The record provides no support for a downward adjustment based on acceptance of responsibility under section 3E1.1. As the district court found, Bintzler's suggestion that Tammy and Steve Graves say the gun was theirs went beyond a false denial of guilt to an affirmative shift of his own criminal liability and was inconsistent with any purported acceptance of responsibility. Other factors also undercut his claim for a Sec. 3E1.1 adjustment. For example, Bintzler's admission of guilt came only after he tried to avoid culpability by asking Tammy and Steve Graves to claim the gun. Also, Bintzler's criminal behavior ceased only after he was arrested and prosecuted. Bintzler has simply failed to explain why this case was extraordinary, and there appears to be no good reason for placing it in that category. See United States v. Curtis, 37 F.3d 301, 309 (7th Cir. 1994), cert. denied, 115 S. Ct. 1110 (1995); United States v. Emenogha, 1 F.3d 473, 482 (7th Cir. 1993), cert. denied, 114 S. Ct. 901 (1994); Jones, 983 F.2d at 1434; compare United States v. Lallemand, 989 F.2d 936, 938 (7th Cir. 1993).
For the foregoing reasons, we conclude that the district court acted properly when it granted Bintzler an enhancement under section 3C1.1 and denied him a reduction under section 3E1.1. Accordingly, Bintzler's sentence is AFFIRMED.
The facts surrounding this count are contained in the presentence report.
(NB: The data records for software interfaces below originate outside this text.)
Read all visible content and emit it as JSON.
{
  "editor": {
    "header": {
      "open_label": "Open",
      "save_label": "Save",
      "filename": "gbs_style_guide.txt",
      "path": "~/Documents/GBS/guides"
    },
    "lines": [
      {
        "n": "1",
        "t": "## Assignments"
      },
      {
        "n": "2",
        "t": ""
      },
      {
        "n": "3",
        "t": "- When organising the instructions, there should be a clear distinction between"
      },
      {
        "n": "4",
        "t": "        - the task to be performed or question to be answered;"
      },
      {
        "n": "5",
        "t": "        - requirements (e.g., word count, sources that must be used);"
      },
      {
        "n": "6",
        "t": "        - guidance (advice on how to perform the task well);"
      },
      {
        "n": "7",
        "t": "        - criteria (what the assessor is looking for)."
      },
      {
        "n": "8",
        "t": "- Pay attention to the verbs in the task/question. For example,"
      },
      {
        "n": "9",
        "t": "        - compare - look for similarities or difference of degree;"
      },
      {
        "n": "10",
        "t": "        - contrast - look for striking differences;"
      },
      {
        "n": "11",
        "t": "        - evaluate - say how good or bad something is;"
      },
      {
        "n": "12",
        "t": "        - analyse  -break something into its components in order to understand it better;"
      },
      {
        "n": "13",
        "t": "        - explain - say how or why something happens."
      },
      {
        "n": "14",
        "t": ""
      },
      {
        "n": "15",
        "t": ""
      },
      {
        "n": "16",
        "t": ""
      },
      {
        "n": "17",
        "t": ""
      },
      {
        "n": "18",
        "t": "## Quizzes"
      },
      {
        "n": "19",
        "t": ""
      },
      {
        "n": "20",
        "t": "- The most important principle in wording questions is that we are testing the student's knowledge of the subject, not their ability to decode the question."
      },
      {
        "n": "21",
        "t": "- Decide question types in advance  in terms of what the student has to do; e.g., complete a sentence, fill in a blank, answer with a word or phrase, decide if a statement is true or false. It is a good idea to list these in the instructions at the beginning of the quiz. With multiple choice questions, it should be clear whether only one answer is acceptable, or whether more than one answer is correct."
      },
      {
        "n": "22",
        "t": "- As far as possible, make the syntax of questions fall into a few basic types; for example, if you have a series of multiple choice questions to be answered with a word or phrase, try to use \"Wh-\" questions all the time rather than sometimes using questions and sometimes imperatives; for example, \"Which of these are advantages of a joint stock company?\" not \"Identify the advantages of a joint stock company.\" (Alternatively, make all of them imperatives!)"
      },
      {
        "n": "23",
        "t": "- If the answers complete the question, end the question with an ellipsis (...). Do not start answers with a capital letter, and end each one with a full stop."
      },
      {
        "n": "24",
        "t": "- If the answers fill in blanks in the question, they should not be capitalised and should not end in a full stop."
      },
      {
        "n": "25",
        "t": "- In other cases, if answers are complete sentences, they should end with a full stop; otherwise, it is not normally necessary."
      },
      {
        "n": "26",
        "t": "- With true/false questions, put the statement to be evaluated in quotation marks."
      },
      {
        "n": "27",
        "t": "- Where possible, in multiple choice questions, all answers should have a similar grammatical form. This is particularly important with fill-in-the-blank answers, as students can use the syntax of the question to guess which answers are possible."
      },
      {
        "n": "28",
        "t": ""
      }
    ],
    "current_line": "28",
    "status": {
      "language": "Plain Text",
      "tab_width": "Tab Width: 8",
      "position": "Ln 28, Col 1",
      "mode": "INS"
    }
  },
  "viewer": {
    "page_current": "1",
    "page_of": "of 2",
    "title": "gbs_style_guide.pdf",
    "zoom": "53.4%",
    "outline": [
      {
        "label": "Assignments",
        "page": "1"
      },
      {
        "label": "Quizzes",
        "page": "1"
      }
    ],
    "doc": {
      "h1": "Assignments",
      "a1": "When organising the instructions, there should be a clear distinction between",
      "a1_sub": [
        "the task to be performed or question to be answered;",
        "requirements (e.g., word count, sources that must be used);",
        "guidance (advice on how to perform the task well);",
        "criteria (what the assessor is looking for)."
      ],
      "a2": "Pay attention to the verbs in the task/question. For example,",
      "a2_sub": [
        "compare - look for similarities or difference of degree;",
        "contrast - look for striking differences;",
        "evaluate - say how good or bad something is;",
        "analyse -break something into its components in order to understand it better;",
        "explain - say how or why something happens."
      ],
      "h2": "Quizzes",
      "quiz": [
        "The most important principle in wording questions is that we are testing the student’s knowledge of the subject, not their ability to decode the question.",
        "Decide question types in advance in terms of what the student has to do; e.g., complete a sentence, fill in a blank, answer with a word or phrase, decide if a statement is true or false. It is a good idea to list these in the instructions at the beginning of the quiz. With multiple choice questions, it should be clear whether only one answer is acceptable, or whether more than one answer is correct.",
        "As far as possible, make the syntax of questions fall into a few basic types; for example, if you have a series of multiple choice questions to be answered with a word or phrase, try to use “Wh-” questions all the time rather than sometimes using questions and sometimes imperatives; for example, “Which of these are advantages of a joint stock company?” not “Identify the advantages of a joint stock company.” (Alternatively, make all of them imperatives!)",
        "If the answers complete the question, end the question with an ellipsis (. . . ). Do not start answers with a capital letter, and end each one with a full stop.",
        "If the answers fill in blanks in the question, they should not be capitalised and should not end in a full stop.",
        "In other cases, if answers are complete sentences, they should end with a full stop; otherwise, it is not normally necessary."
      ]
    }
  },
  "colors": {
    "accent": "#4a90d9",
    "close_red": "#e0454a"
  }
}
In August 1993, Bintzler's friend, Marianne Kutz, bought the .38 caliber Manurhin pistol from Jay's Sports in Menomonee Falls, Wisconsin. In December 1993, Kutz sold the gun to Bintzler, who gave her a receipt containing a false name, false birth date, false address, and false driver's license number. From December 1993 until February 1994, numerous witnesses stated that they saw Bintzler in possession of the pistol
Bintzler offers no case support for the proposition that the absence of threats or overt acts makes an ordinary case extraordinary. In addition, it would seem that his telephone calls and letter to Tammy and Steve Graves qualified as overt acts. See United States v. Shoulberg, 895 F.2d 882, 885 (2d Cir. 1990) (drawing on general criminal law principles to find that an attempt to obstruct justice under U.S.S.G. Sec. 3C1.1 contains an overt act requirement)